### TASK
After reading the data below, copy out every line that contains the word "MINI".

##########

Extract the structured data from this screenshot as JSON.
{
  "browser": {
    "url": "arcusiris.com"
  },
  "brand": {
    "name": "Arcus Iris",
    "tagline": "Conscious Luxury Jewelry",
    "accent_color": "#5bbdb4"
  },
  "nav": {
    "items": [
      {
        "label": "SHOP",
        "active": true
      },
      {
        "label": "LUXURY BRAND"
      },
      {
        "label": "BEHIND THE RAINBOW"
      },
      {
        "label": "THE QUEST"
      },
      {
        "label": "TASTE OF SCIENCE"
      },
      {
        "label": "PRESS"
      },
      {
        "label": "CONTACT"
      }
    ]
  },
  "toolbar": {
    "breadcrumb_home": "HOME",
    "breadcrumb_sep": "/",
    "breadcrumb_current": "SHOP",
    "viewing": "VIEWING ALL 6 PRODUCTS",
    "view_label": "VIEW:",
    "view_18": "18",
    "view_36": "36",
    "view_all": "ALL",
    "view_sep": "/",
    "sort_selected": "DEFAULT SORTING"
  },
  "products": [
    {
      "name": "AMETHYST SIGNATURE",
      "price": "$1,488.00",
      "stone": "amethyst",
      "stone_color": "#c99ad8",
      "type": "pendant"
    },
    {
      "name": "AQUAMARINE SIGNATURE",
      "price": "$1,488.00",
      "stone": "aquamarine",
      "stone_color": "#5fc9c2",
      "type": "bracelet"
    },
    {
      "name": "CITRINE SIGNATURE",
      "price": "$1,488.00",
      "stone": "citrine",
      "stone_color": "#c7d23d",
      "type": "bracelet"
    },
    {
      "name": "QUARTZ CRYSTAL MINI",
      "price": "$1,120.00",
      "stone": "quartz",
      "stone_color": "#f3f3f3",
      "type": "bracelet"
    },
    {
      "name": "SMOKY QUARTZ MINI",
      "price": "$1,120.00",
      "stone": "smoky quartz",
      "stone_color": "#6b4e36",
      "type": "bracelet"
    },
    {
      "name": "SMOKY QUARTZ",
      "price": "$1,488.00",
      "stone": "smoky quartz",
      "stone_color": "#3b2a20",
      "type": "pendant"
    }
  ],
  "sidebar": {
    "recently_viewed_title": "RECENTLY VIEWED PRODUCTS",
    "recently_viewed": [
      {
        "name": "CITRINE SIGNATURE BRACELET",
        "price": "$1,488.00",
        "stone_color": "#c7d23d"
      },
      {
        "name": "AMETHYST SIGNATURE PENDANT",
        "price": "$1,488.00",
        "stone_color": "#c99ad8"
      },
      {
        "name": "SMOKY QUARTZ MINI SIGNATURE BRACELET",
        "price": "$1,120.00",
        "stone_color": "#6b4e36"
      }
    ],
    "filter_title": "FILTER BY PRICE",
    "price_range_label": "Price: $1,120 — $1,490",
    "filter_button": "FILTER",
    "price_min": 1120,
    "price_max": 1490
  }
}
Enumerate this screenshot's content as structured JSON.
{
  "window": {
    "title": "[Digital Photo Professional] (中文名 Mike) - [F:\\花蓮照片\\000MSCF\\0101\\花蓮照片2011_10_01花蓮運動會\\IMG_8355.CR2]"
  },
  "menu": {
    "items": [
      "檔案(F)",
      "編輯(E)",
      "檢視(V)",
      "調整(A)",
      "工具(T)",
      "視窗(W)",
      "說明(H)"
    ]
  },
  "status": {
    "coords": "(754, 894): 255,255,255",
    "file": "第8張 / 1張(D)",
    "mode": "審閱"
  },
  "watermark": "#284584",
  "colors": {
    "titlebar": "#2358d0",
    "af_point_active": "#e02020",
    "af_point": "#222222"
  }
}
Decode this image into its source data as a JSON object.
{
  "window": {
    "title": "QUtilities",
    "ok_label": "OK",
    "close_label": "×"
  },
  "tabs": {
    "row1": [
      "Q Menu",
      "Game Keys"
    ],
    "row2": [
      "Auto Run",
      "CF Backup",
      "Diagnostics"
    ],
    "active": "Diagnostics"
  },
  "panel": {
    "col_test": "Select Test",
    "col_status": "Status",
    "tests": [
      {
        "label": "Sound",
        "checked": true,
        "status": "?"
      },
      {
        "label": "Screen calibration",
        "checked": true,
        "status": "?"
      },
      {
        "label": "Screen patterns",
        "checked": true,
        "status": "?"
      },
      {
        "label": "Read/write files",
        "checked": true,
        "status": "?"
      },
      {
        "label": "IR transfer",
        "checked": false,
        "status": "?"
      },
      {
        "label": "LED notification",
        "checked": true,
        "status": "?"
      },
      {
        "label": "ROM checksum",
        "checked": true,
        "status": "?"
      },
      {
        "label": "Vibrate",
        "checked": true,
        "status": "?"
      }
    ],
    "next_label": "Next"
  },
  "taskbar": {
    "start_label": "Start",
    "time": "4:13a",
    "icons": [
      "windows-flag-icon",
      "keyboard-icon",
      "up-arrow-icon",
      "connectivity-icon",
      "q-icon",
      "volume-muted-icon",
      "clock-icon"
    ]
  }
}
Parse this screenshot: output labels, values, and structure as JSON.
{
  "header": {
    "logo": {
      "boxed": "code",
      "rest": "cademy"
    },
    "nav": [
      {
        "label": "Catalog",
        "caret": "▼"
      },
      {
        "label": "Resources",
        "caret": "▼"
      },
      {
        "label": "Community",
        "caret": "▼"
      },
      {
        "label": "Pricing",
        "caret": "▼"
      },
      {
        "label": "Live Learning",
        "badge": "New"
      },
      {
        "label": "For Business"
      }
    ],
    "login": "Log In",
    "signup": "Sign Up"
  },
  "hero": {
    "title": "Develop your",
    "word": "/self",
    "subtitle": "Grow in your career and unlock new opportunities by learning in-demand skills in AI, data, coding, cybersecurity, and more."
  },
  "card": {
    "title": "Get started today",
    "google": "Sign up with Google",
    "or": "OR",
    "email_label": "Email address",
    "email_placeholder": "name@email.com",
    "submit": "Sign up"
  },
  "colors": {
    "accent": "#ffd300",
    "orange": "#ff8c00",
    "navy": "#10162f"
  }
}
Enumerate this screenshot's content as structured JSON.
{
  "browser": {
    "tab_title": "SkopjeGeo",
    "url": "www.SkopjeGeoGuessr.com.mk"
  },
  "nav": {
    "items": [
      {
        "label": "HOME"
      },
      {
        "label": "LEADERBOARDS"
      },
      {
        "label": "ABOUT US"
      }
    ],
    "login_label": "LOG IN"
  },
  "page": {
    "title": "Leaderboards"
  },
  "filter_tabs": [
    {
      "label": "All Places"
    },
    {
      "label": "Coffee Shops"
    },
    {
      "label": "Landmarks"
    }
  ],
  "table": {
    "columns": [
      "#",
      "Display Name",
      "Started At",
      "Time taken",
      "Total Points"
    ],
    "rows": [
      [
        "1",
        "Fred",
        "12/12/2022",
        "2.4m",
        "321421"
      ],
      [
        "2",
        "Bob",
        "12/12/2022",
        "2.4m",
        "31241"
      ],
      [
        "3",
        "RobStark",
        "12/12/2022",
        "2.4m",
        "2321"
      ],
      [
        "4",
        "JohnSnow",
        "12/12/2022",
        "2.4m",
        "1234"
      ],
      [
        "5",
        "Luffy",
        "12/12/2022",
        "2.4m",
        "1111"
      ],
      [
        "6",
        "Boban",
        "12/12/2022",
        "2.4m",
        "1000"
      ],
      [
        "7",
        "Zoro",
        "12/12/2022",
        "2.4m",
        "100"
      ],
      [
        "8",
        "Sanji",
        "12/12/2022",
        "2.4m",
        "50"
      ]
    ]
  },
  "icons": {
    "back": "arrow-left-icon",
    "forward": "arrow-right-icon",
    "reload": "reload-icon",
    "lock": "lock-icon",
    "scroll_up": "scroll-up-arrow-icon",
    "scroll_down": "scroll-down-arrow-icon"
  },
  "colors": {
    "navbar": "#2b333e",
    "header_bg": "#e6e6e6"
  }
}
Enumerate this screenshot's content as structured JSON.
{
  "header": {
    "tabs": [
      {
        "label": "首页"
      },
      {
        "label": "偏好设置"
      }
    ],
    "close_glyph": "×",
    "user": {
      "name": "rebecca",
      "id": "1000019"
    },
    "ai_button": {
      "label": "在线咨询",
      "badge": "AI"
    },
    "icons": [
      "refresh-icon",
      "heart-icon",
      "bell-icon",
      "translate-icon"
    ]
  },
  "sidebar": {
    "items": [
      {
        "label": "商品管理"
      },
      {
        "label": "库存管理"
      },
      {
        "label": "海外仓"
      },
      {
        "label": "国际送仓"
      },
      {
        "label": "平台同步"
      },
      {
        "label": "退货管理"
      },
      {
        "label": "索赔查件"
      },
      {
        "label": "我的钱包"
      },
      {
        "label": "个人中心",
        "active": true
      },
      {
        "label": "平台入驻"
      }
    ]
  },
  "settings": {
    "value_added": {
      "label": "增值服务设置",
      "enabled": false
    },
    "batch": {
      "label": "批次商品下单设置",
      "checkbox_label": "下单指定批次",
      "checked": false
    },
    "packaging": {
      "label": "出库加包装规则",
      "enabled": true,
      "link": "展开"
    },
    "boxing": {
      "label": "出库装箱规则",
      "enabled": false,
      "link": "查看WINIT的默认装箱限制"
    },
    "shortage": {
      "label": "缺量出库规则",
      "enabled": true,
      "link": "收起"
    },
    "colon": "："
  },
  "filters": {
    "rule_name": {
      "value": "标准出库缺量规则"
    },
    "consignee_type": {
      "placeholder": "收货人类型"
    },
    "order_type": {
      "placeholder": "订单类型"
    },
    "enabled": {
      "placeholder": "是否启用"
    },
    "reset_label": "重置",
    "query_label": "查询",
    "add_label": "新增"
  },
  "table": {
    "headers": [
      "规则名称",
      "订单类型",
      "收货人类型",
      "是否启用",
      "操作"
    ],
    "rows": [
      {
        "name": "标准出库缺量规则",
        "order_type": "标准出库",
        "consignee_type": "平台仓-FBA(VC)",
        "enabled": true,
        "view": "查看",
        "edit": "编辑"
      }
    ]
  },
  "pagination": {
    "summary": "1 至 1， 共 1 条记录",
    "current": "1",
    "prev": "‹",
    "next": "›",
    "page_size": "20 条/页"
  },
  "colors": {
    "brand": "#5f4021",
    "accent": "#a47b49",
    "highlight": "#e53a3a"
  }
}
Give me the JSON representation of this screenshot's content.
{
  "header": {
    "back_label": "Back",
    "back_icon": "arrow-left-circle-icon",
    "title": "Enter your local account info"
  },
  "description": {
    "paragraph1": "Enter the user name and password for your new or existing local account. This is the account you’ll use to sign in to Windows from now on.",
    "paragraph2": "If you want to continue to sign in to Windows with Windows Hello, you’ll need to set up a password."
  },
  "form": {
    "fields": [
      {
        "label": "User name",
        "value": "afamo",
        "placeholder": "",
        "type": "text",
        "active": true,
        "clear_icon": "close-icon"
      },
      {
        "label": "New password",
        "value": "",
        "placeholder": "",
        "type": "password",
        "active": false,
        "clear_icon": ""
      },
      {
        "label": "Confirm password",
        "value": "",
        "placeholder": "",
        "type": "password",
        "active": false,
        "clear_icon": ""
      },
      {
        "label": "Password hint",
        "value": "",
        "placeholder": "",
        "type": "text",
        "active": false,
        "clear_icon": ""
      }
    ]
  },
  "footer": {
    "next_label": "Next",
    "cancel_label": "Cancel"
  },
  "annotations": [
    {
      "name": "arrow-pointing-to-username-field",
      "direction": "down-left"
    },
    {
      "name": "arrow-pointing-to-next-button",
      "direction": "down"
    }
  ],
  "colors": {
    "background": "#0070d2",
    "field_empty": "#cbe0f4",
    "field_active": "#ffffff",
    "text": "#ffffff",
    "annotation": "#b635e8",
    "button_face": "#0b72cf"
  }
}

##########

### SOLUTION TO THIS TASK
      "name": "QUARTZ CRYSTAL MINI",
      "name": "SMOKY QUARTZ MINI",
        "name": "SMOKY QUARTZ MINI SIGNATURE BRACELET",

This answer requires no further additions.